Study Abroad Programs
Study abroad programs can help colleges and universities gain academic credibility, produce revenue, and, perhaps most significantly, meet the demands of existing students and attract prospective ones. As a result of these benefits, study abroad programs are the most common, longest-tenured form of international activity within higher education.
As a 2012 article by the Institute of International Education notes, "study abroad by American students has more than tripled over the past two decades." Along with steady, predictable growth, the popularity of European destinations has remained a constant over the years, with the United Kingdom repeatedly heading the list of destinations for U.S. students studying abroad.
But the established success of study abroad programs, and the continued popularity of certain European destinations, may obscure the fact that study abroad programs are rapidly evolving and expanding into other regions in developing nations. For example, China was the twelfth most popular destination for U.S. study abroad students in the 1998-99 academic year. In 2010-11, by contrast, China was ranked fifth.
The nature of student participation is also changing. For example, short-term programs (eight weeks or less) are increasingly popular, while longer-term programs were relatively stagnant in recent years. Many factors contribute to these trends, including economic determinants, student demands for cross-cultural education, and priorities set by individual universities and home- and host-country governments.
The established success of study abroad programs likely also gives higher education faculty members and administrators a false sense of security about program risks.
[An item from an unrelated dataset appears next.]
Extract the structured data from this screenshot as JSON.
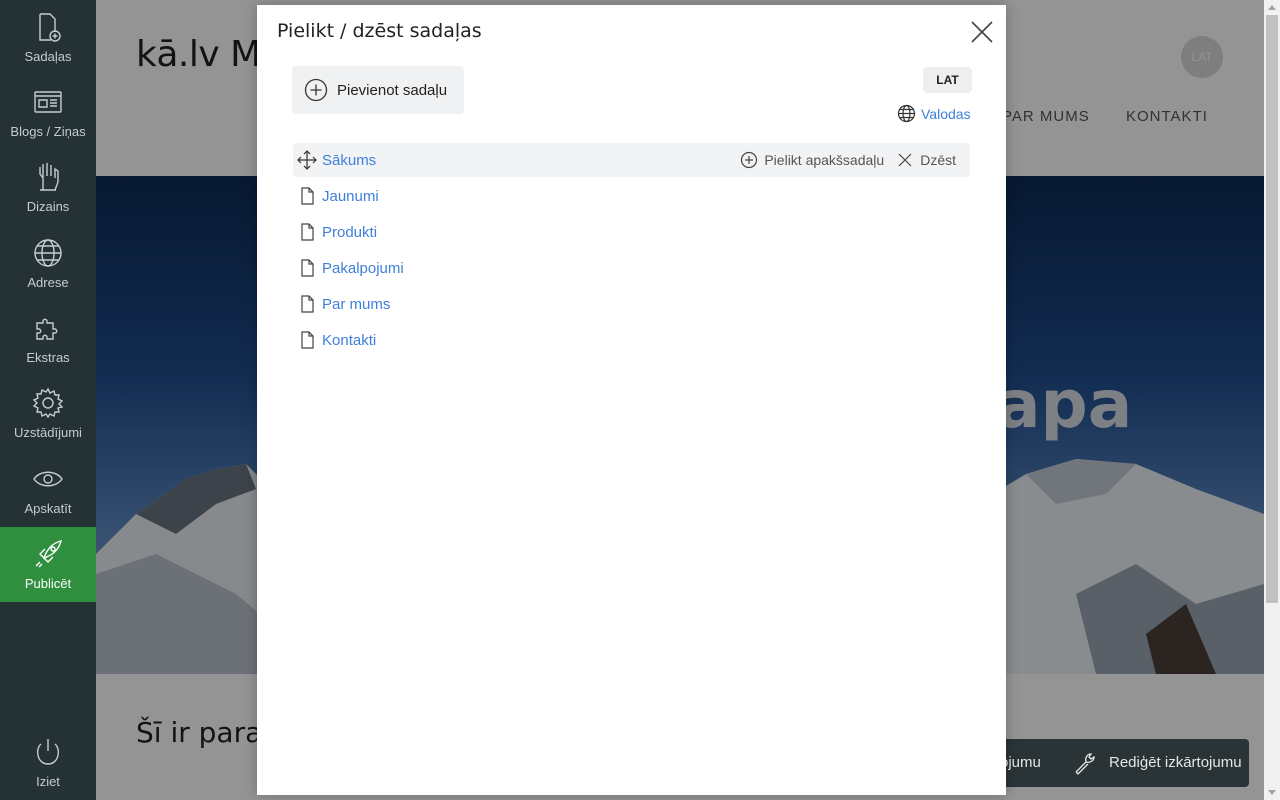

The changing nature of study abroad programs, along with new and changing domestic and international regulations, only complicate and increase these risks, which can be well hidden even in mature programs.
Some of the most common types of study abroad programs today include (not an exhaustive list):
- Semester or year abroad.
- Student exchange.
- Summer school.
- "Prerequisite" program.
- Dual degree.
- Joint degree.
- 1+3, 2+2, 3+1, etc.
For purposes of evaluating potential legal and compliance risks with study abroad programs, we will separate study abroad models into three major categories: 1.) Outsourced programs 2.) Hybrid approach 3.)“Go-it-alone” model. Read more